Having that will make it so most everyone can run all the games without having to install or haggle with any deps.

If not a requirement, a very strong recommendation.

How does having a .zip py2exe submission work for those of us that possess no Windows machine to generate said py2exe submission? There may not be many of us, but I would be sorely frustrated with any requirement to provide a py2exe solution.

That said, if the game has complex requirements, and I don't provide a py2exe version, I would fully expect for it not to work for Windows folks. I would make that explicit in the README.

I can't require that a py2exe'd executable be submitted (I'm not even set up to produce them). I do already recommend it.

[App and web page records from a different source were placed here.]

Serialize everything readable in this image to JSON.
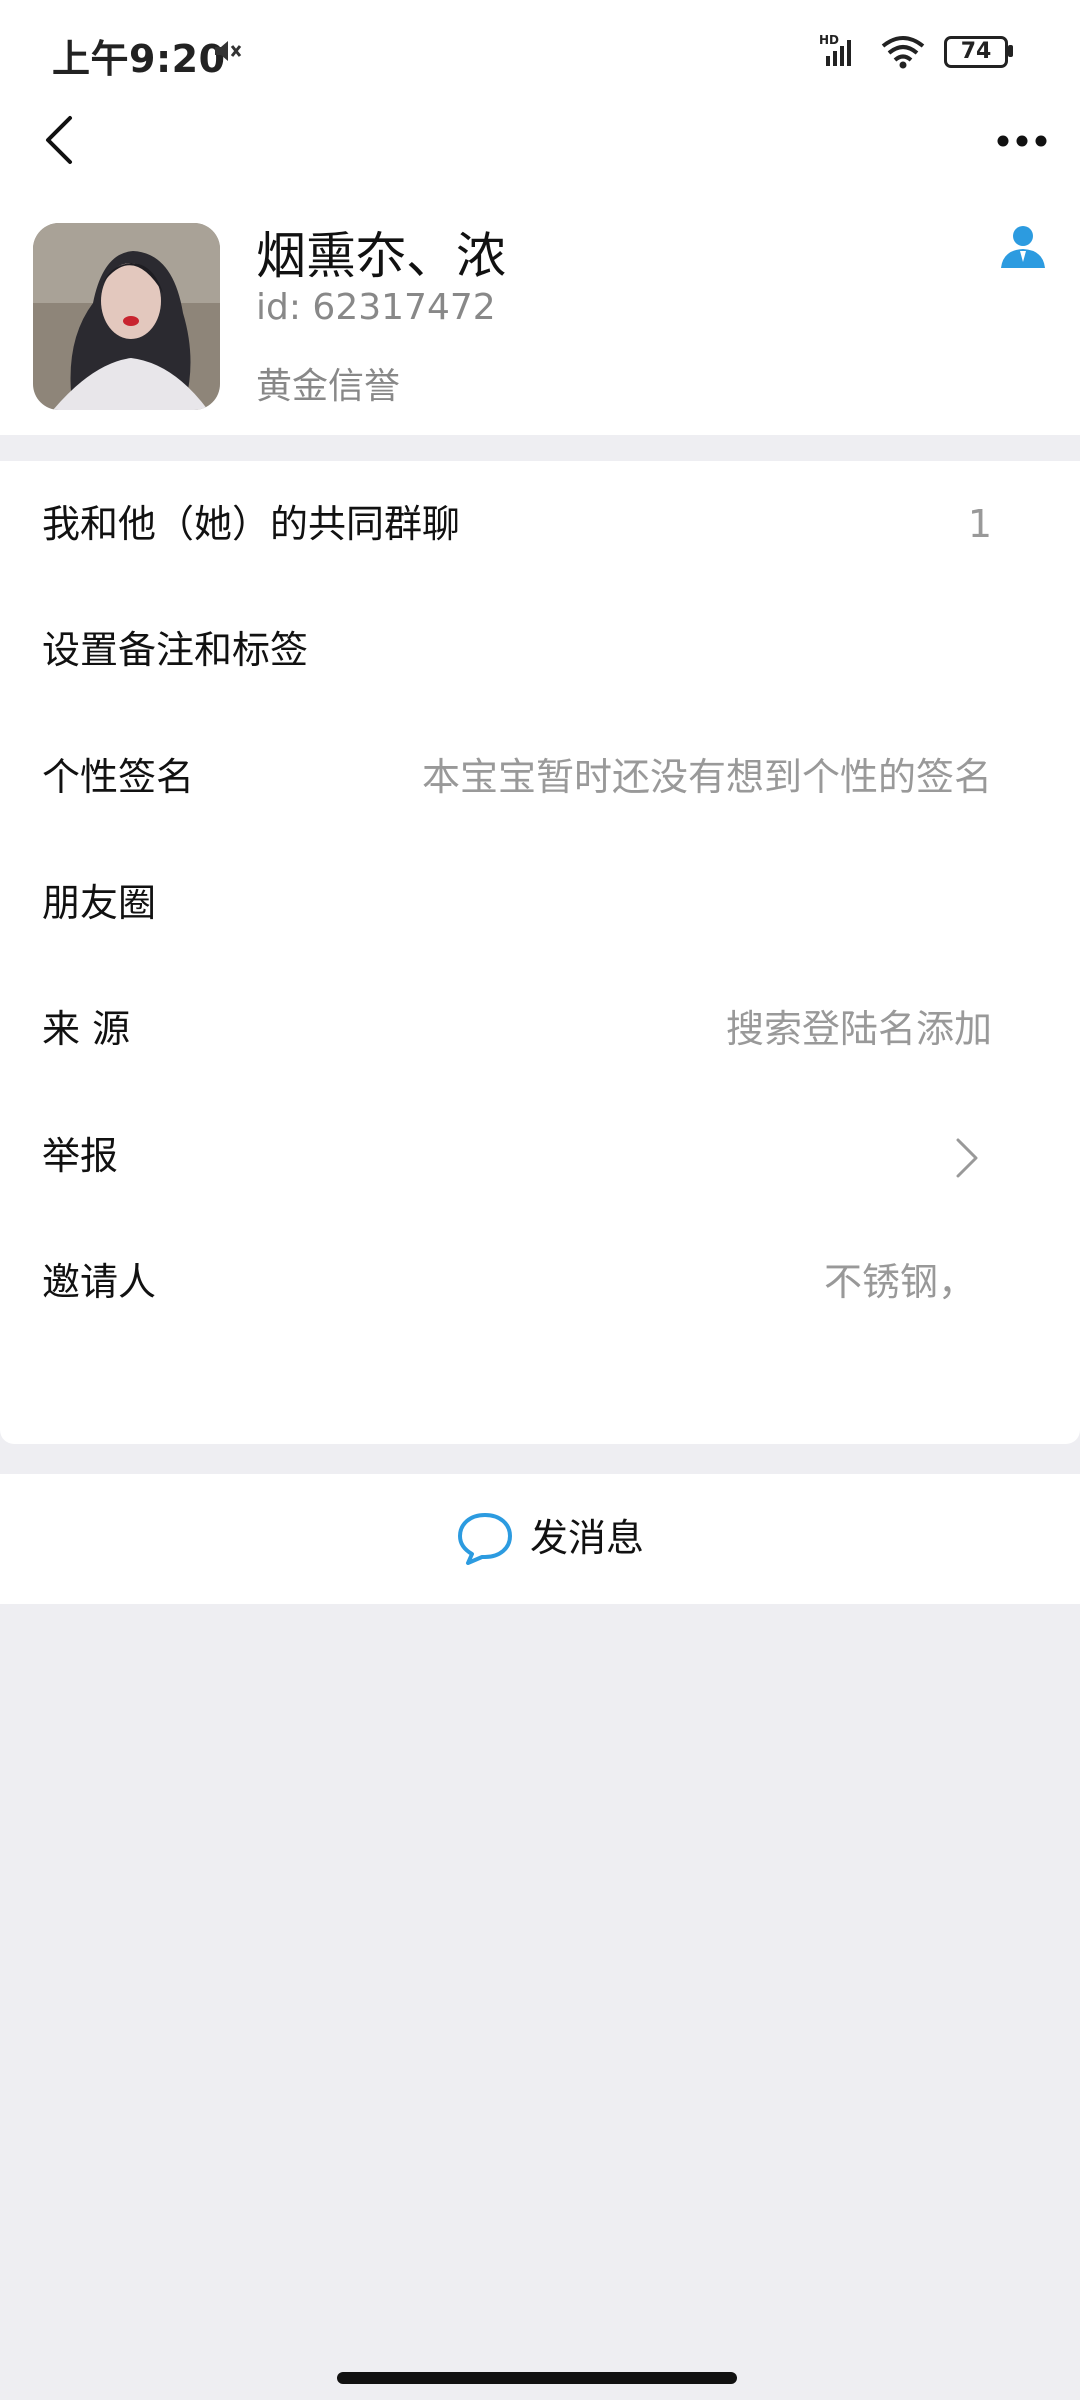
{
  "status_bar": {
    "time": "上午9:20",
    "network": "HD",
    "battery": "74"
  },
  "nav": {
    "back_icon": "chevron-left-icon",
    "more_icon": "more-horizontal-icon"
  },
  "profile": {
    "name": "烟熏夵、浓",
    "id_text": "id: 62317472",
    "credit": "黄金信誉",
    "contact_icon": "person-icon"
  },
  "rows": [
    {
      "label": "我和他（她）的共同群聊",
      "value": "1"
    },
    {
      "label": "设置备注和标签",
      "value": ""
    },
    {
      "label": "个性签名",
      "value": "本宝宝暂时还没有想到个性的签名"
    },
    {
      "label": "朋友圈",
      "value": ""
    },
    {
      "label": "来 源",
      "value": "搜索登陆名添加"
    },
    {
      "label": "举报",
      "value": ""
    },
    {
      "label": "邀请人",
      "value": "不锈钢，"
    }
  ],
  "send_message": {
    "label": "发消息",
    "icon": "chat-bubble-icon"
  },
  "colors": {
    "accent": "#2C9BE0",
    "background": "#EEEEF2",
    "secondary_text": "#999999"
  }
}
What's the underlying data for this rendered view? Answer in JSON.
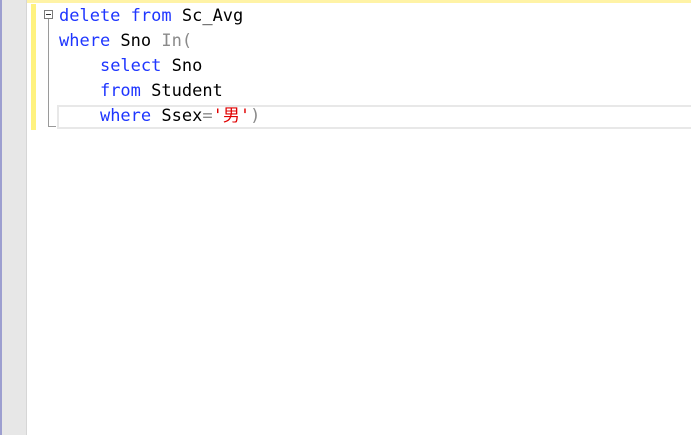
{
  "editor": {
    "lines": [
      {
        "tokens": [
          {
            "text": "delete",
            "type": "kw"
          },
          {
            "text": " ",
            "type": "plain"
          },
          {
            "text": "from",
            "type": "kw"
          },
          {
            "text": " Sc_Avg",
            "type": "plain"
          }
        ]
      },
      {
        "tokens": [
          {
            "text": "where",
            "type": "kw"
          },
          {
            "text": " Sno ",
            "type": "plain"
          },
          {
            "text": "In(",
            "type": "op"
          }
        ]
      },
      {
        "tokens": [
          {
            "text": "    ",
            "type": "plain"
          },
          {
            "text": "select",
            "type": "kw"
          },
          {
            "text": " Sno",
            "type": "plain"
          }
        ]
      },
      {
        "tokens": [
          {
            "text": "    ",
            "type": "plain"
          },
          {
            "text": "from",
            "type": "kw"
          },
          {
            "text": " Student",
            "type": "plain"
          }
        ]
      },
      {
        "tokens": [
          {
            "text": "    ",
            "type": "plain"
          },
          {
            "text": "where",
            "type": "kw"
          },
          {
            "text": " Ssex",
            "type": "plain"
          },
          {
            "text": "=",
            "type": "op"
          },
          {
            "text": "'男'",
            "type": "str"
          },
          {
            "text": ")",
            "type": "op"
          }
        ]
      }
    ]
  },
  "colors": {
    "keyword": "#1e35ff",
    "operator": "#8a8a8a",
    "string": "#e00000",
    "gutter": "#e7e7e7",
    "change_bar": "#fff27f"
  },
  "icons": {
    "fold": "fold-toggle-icon"
  }
}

Can't we more or less assume that some established/mature cross-platform libraries work well enough on Windows (eg. Pygame) that a .zip archive with just the sources (and images/sounds) would be sufficient? There's no way I could produce a .exe file, but it shouldn't be too much to ask people to run the Pygame installer before trying some of the entries. If they don't like that, perhaps there could be a category about installation convenience - then, those who do manage to produce an .exe (or a .deb, .rpm and so on) could be rewarded that way.

In my unfinished game, I even eschewed Numeric in order to keep the dependencies down to just one non-bundled library, and there's a fair argument for conservatism if you want other people to try out your game. By rating the installation effort, installfests could be reasonably penalised, however.

Richard wrote:

> Does the author of the game indicate that it should run on your platform (either implicitly or explicitly)? If they do, and the game does not work because it is broken, then you may penalise them for it if you wish (that is, rate them very low and check disqualification).

I don't agree with disqualification in this case, as the failure to run is clearly a bug. Are we to disqualify games just because they contain bugs? That seems too harsh.

Maybe there should be another check box for "I couldn't get it to work for some reason, so I couldn't give it a meaningful rating."

Phil wrote:

> How does having a .zip py2exe submission work for those of us that possess no Windows machine to generate said py2exe submission?

I'd be against compulsory .exe submission too, as a matter of principle. Windows is not the centre of the universe, despite what Mr. Gates would like to think. The PyWeek rules should remain platform-neutral.

Yes, there should be an explicit "it didn't work for me" option in ratings. There will be next time (assuming I can find the time to implement it and the other requested changes between now & next time).
Am I the only one who doesn't want a White Dress?
Am I the only one who doesn't want a White Dress?